The dash and door trims of the Cougar look quite good, but once again, the previous owner seems to have been intent on parting the car out. The front bucket seats and floor console are both gone. We don’t really get any further information about the state of the interior trim, which is a shame. The car still has its original AM radio, but the seller also has an AM/FM unit and will be including this in the sale.

This Mercury Cougar GT certainly needs a lot of work. The big question has to be whether it is financially viable, or whether the car’s future rests in being a parts car. If you just happen to have a 351 engine and transmission just sitting around in your workshop doing nothing, then it might be worth the effort. If you don’t, then it really is an expensive proposition. Its relative rarity may tip the balance in its favor, and this is something that will need to be considered as well. While it is a sad looking sight, there seem to be enough good pieces on the car to justify buying the car, even if it is only for parts. What would you do with it?

Auctions Ending Soon


  1. Bakyrdhero

    This needs a lot of work. Were these desirable when new? I’m a big fan of the 67-70, but never really looked at one of these. Seems like a big departure from the original concept.

    Like 7
  2. John M.

    I’d pass on this toothless Cougar.

    Like 6
  3. BoatmanMember

    Cars are usually parted out for a reason. I’d look hard for that reason.

    Like 7
  4. Steve R

    This is a parts car with all of the good items already sold.

    Steve R

    Like 14
  5. Brian

    Too bad it’s in such shape. I’ve always liked the shape of these, especially the sail pillars. The exception is the front end. The front end is frumpy compared to the previous generations. They should have gone with hidden headlights and cleaned it up a bit. If it was a 429 car it would be worth saving. 4v Cleveland is a great engine but the car is rough to do much for what it would end up being worth.

    Like 3
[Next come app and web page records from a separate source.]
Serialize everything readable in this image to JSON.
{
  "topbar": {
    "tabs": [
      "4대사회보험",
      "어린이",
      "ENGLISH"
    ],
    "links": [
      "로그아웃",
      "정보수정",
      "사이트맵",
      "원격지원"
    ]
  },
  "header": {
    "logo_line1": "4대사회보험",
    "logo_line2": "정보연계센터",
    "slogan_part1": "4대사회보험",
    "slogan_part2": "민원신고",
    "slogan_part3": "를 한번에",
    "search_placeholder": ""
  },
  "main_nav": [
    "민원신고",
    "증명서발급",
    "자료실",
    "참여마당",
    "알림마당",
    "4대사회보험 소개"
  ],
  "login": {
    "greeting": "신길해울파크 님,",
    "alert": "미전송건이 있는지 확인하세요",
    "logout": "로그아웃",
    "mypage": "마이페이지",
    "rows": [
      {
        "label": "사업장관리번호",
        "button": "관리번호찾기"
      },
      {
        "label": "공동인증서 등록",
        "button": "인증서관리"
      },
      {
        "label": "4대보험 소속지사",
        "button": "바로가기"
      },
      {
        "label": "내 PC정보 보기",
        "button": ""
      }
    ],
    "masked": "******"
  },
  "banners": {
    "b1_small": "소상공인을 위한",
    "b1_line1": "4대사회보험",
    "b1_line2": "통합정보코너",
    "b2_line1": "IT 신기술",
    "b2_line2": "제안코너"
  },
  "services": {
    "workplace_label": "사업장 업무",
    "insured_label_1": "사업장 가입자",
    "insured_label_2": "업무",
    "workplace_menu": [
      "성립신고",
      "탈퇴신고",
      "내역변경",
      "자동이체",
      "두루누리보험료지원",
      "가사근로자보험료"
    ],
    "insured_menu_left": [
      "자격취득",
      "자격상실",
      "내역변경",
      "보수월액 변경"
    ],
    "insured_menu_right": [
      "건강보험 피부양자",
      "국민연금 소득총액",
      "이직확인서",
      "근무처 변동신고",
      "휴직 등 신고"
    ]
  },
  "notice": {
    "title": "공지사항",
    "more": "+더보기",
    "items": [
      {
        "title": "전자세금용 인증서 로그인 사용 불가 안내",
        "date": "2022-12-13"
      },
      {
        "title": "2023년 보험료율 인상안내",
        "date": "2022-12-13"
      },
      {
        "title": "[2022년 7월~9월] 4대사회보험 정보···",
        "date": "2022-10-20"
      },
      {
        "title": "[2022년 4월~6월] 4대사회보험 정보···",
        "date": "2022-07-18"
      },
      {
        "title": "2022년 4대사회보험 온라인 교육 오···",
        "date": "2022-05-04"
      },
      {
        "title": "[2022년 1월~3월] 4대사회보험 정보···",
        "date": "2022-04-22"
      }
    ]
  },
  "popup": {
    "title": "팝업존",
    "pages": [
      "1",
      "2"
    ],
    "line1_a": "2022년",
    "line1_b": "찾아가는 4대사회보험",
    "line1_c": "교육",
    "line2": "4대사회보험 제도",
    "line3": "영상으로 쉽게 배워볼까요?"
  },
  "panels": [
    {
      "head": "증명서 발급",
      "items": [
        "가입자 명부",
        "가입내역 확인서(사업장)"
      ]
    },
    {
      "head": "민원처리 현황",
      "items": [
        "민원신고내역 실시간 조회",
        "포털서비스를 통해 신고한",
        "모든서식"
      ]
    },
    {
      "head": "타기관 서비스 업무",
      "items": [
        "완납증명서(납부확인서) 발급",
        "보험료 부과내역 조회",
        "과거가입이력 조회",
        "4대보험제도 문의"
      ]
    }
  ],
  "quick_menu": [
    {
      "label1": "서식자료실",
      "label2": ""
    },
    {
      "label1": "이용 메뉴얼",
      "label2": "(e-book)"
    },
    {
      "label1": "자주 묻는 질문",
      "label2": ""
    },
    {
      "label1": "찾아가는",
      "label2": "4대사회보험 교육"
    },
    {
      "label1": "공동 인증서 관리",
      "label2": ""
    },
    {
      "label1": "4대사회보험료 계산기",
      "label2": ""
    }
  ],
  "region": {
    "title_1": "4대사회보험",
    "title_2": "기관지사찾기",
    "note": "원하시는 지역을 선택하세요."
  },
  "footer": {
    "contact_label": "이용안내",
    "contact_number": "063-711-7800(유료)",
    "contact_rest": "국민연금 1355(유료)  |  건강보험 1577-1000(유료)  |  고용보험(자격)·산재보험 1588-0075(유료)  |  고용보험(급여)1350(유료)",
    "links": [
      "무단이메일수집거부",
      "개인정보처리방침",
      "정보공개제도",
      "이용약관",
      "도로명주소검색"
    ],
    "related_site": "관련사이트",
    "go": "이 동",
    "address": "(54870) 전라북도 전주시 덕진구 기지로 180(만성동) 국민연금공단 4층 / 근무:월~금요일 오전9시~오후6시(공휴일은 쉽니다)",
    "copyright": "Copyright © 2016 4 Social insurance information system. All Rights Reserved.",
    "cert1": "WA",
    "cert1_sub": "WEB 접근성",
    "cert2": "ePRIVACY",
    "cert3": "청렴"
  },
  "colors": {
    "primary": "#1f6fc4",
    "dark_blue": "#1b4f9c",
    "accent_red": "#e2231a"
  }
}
    For those who like the 71-73 Cougar body style this would be a good car to restore. Mercury only made a little under 800 of them so they do not show up for sale very often. This car started out life in the Washington DC area so that explains the rust. I would ask for a photo of the front crossmember where the strut rods attach as that is a major rust area.

    Most of the good, and expensive, parts that make the car a GT are gone. Replacing the hood scoop will cost as much as the opening bid. Then you still need to find a correct 1971 M code engine and small block C6 transmission. They are out there but again more money to spend. The only good part that hopefully is still in the car would be the indash tach, if it is still there. You would need to ask for a better photo to say.
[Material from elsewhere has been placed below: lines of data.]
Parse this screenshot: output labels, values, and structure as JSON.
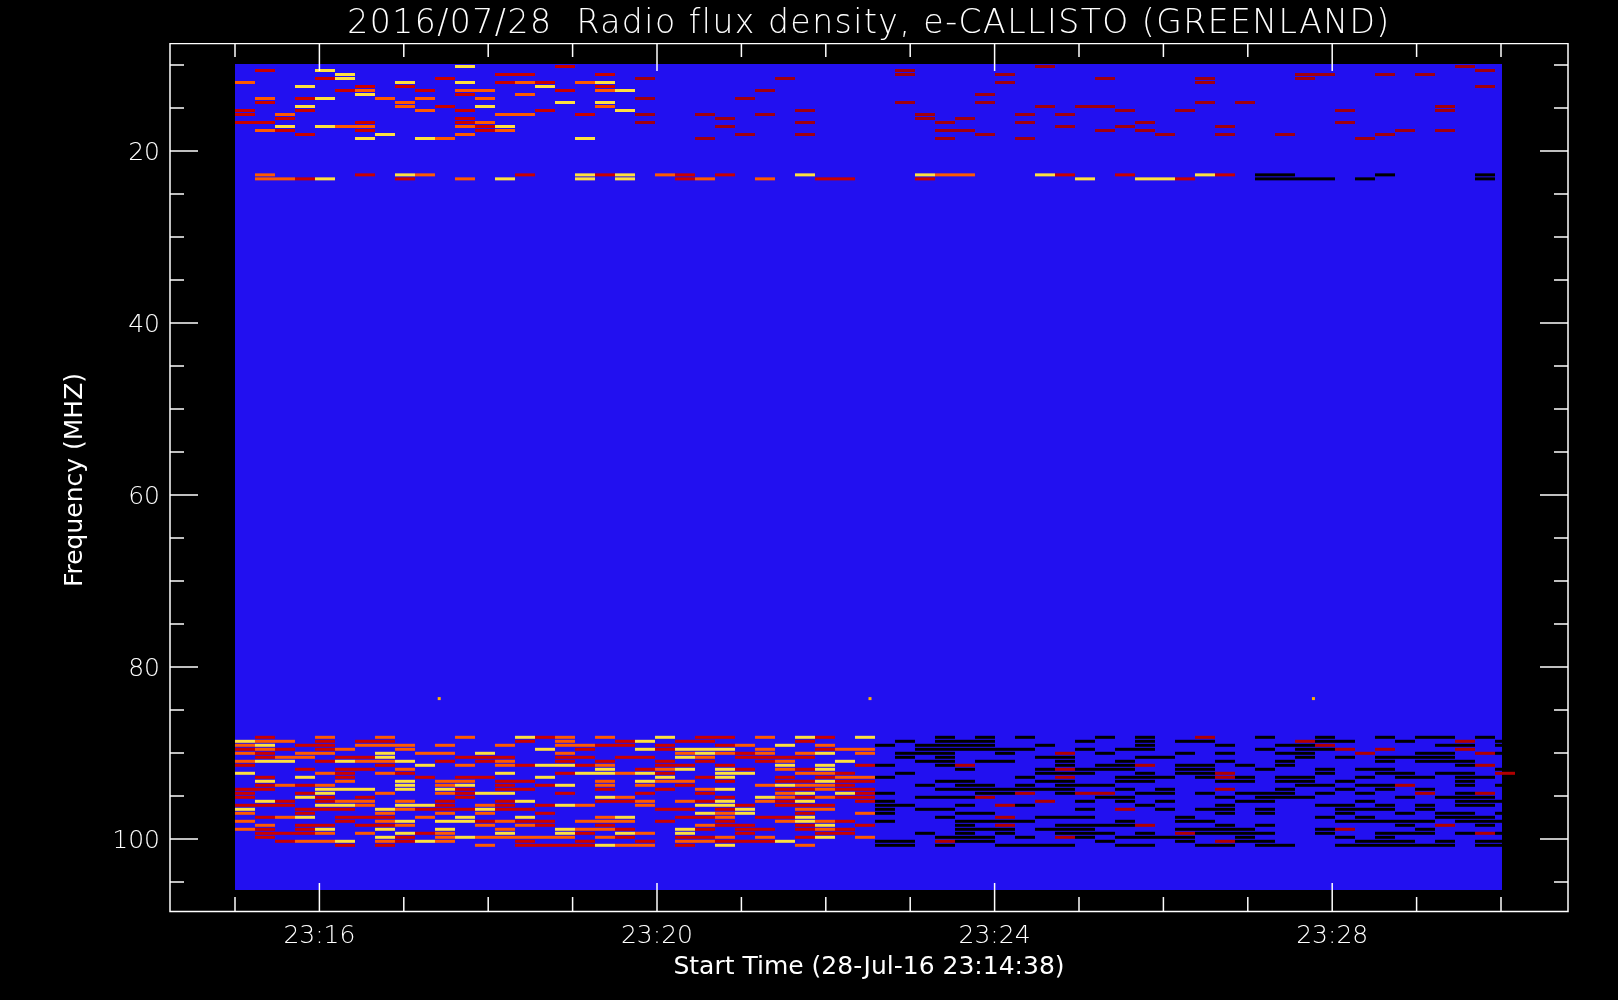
{
  "title": "2016/07/28  Radio flux density, e-CALLISTO (GREENLAND)",
  "y_axis": {
    "label": "Frequency (MHZ)",
    "ticks": [
      "20",
      "40",
      "60",
      "80",
      "100"
    ]
  },
  "x_axis": {
    "label": "Start Time (28-Jul-16 23:14:38)",
    "ticks": [
      "23:16",
      "23:20",
      "23:24",
      "23:28"
    ]
  }
}
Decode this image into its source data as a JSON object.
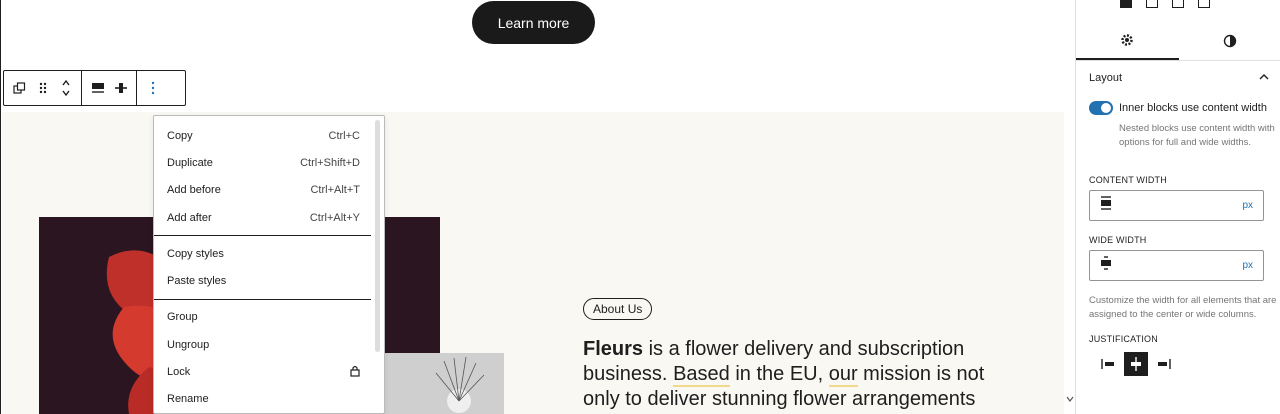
{
  "canvas": {
    "learn_more_label": "Learn more",
    "pill_label": "About Us",
    "paragraph_bold": "Fleurs",
    "paragraph_rest_1": " is a flower delivery and subscription business. ",
    "paragraph_hl_1": "Based",
    "paragraph_rest_2": " in the EU, ",
    "paragraph_hl_2": "our",
    "paragraph_rest_3": " mission is not only to deliver stunning flower arrangements"
  },
  "toolbar": {
    "icons": [
      "duplicate-icon",
      "drag-handle-icon",
      "move-up-down-icon",
      "align-wide-icon",
      "align-center-icon",
      "more-options-icon"
    ]
  },
  "context_menu": {
    "items": [
      {
        "label": "Copy",
        "shortcut": "Ctrl+C"
      },
      {
        "label": "Duplicate",
        "shortcut": "Ctrl+Shift+D"
      },
      {
        "label": "Add before",
        "shortcut": "Ctrl+Alt+T"
      },
      {
        "label": "Add after",
        "shortcut": "Ctrl+Alt+Y"
      },
      {
        "label": "Copy styles",
        "shortcut": ""
      },
      {
        "label": "Paste styles",
        "shortcut": ""
      },
      {
        "label": "Group",
        "shortcut": ""
      },
      {
        "label": "Ungroup",
        "shortcut": ""
      },
      {
        "label": "Lock",
        "shortcut": ""
      },
      {
        "label": "Rename",
        "shortcut": ""
      }
    ]
  },
  "sidebar": {
    "panel_title": "Layout",
    "toggle_label": "Inner blocks use content width",
    "toggle_on": true,
    "toggle_help": "Nested blocks use content width with options for full and wide widths.",
    "content_width_label": "CONTENT WIDTH",
    "content_width_value": "",
    "content_width_unit": "px",
    "wide_width_label": "WIDE WIDTH",
    "wide_width_value": "",
    "wide_width_unit": "px",
    "width_help": "Customize the width for all elements that are assigned to the center or wide columns.",
    "justification_label": "JUSTIFICATION",
    "accent_color": "#2271b1"
  }
}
    Replacing the seats, console, disc brakes would not be a problem. Those are all just regular Cougar parts and readily available.
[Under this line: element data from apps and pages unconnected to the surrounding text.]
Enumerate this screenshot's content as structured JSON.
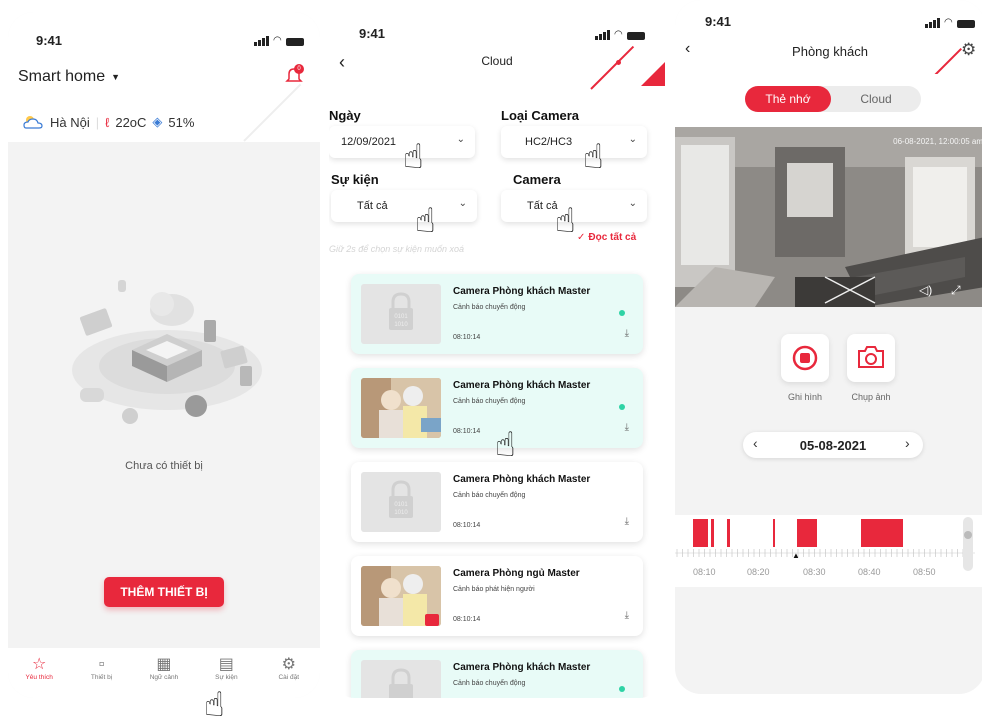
{
  "status": {
    "time": "9:41"
  },
  "home": {
    "title": "Smart home",
    "notification_count": "0",
    "city": "Hà Nội",
    "temperature": "22oC",
    "humidity": "51%",
    "empty_text": "Chưa có thiết bị",
    "add_button": "THÊM THIẾT BỊ",
    "tabs": [
      {
        "label": "Yêu thích",
        "icon": "star-icon"
      },
      {
        "label": "Thiết bị",
        "icon": "device-icon"
      },
      {
        "label": "Ngữ cảnh",
        "icon": "scene-icon"
      },
      {
        "label": "Sự kiện",
        "icon": "event-icon"
      },
      {
        "label": "Cài đặt",
        "icon": "gear-icon"
      }
    ]
  },
  "cloud": {
    "title": "Cloud",
    "date_label": "Ngày",
    "date_value": "12/09/2021",
    "camera_type_label": "Loại Camera",
    "camera_type_value": "HC2/HC3",
    "event_label": "Sự kiện",
    "event_value": "Tất cả",
    "camera_label": "Camera",
    "camera_value": "Tất cả",
    "hint": "Giữ 2s để chọn sự kiện muốn xoá",
    "read_all": "Đọc tất cả",
    "events": [
      {
        "title": "Camera Phòng khách Master",
        "desc": "Cảnh báo chuyển động",
        "time": "08:10:14",
        "unread": true,
        "thumb": "placeholder"
      },
      {
        "title": "Camera Phòng khách Master",
        "desc": "Cảnh báo chuyển động",
        "time": "08:10:14",
        "unread": true,
        "thumb": "photo"
      },
      {
        "title": "Camera Phòng khách Master",
        "desc": "Cảnh báo chuyển động",
        "time": "08:10:14",
        "unread": false,
        "thumb": "placeholder"
      },
      {
        "title": "Camera Phòng ngủ Master",
        "desc": "Cảnh báo phát hiện người",
        "time": "08:10:14",
        "unread": false,
        "thumb": "photo"
      },
      {
        "title": "Camera Phòng khách Master",
        "desc": "Cảnh báo chuyển động",
        "time": "",
        "unread": true,
        "thumb": "placeholder"
      }
    ]
  },
  "camera": {
    "title": "Phòng khách",
    "tab_memory": "Thẻ nhớ",
    "tab_cloud": "Cloud",
    "video_timestamp": "06-08-2021, 12:00:05 am",
    "record_label": "Ghi hình",
    "snapshot_label": "Chụp ảnh",
    "date": "05-08-2021",
    "timeline_ticks": [
      "08:10",
      "08:20",
      "08:30",
      "08:40",
      "08:50"
    ]
  },
  "colors": {
    "accent": "#e8283c",
    "unread_bg": "#e8fbf7",
    "unread_dot": "#2ed3a5"
  }
}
    Like 5
  7. cold340t

    Parts car. Only 4spd. Cougars or 429’s of this era are worth restoring.

    Like 3
    • Tony

      Thanks for your input, Craig Jackson.

      Like 2
  8. James Martin

    I needed motor and trans for my Ford pickup. Dont you want to buy the rest. I even through in an old wisor motor for free.

    Like 1
  9. Lance Nord

    I had a 71 Cougar in red except a white vinyl top (that I converted to a half vinyl top when I repainted the car). I loved that car. Sadly, without the go parts, this poor kitten is likely just a parts car now.

    Like 1
  10. John B

    Oddly, there is one of these cats lying fallow close to the road on my normal route back home(on the coast) from SW Virginia. I have observed it in its gooey-green glory for ten years now. Kinda wondered if any plans were in the offing. Will take a picture or two next time. There is always a good number of similarly forlorn cars to be seen on these trips …hope I do not get shot by an overzealous owner!

    Like 1

Leave A Comment

RULES: No profanity, politics, or personal attacks.

Become a member to add images to your comments.


Get new comment updates via email. Or subscribe without commenting.

Barn Finds